Interface dataset entries:
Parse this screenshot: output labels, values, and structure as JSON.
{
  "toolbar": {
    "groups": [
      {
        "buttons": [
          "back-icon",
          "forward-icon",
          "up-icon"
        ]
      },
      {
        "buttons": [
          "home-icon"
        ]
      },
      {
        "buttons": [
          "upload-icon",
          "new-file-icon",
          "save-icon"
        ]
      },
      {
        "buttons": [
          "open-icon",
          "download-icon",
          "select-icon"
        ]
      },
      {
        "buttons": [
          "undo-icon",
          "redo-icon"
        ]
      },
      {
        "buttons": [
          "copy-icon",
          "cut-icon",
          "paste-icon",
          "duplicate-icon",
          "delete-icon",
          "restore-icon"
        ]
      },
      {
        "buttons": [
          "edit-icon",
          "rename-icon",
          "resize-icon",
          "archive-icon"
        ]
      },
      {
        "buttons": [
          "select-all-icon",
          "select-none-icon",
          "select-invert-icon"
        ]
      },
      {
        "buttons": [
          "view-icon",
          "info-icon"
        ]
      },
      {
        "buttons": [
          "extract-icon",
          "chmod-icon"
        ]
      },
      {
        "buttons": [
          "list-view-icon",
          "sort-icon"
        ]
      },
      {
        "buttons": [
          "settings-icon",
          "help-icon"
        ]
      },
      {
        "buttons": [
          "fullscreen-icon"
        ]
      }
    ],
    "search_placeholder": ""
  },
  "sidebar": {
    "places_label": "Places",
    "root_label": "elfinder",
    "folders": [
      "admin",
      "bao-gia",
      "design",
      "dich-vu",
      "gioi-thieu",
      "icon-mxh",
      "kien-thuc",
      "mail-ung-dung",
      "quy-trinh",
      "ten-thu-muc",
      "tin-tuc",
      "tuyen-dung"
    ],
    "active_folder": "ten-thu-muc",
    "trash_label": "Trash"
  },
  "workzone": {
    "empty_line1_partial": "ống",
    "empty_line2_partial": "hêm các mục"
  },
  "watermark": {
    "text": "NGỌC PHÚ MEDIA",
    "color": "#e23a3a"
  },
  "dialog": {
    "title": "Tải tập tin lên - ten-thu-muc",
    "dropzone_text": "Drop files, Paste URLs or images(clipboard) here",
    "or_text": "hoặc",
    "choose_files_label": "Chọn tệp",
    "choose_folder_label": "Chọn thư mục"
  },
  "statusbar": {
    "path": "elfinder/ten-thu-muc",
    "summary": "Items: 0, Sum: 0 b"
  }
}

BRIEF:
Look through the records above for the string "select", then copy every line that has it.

RESPONSE AREA:
          "select-icon"
          "select-all-icon",
          "select-none-icon",
          "select-invert-icon"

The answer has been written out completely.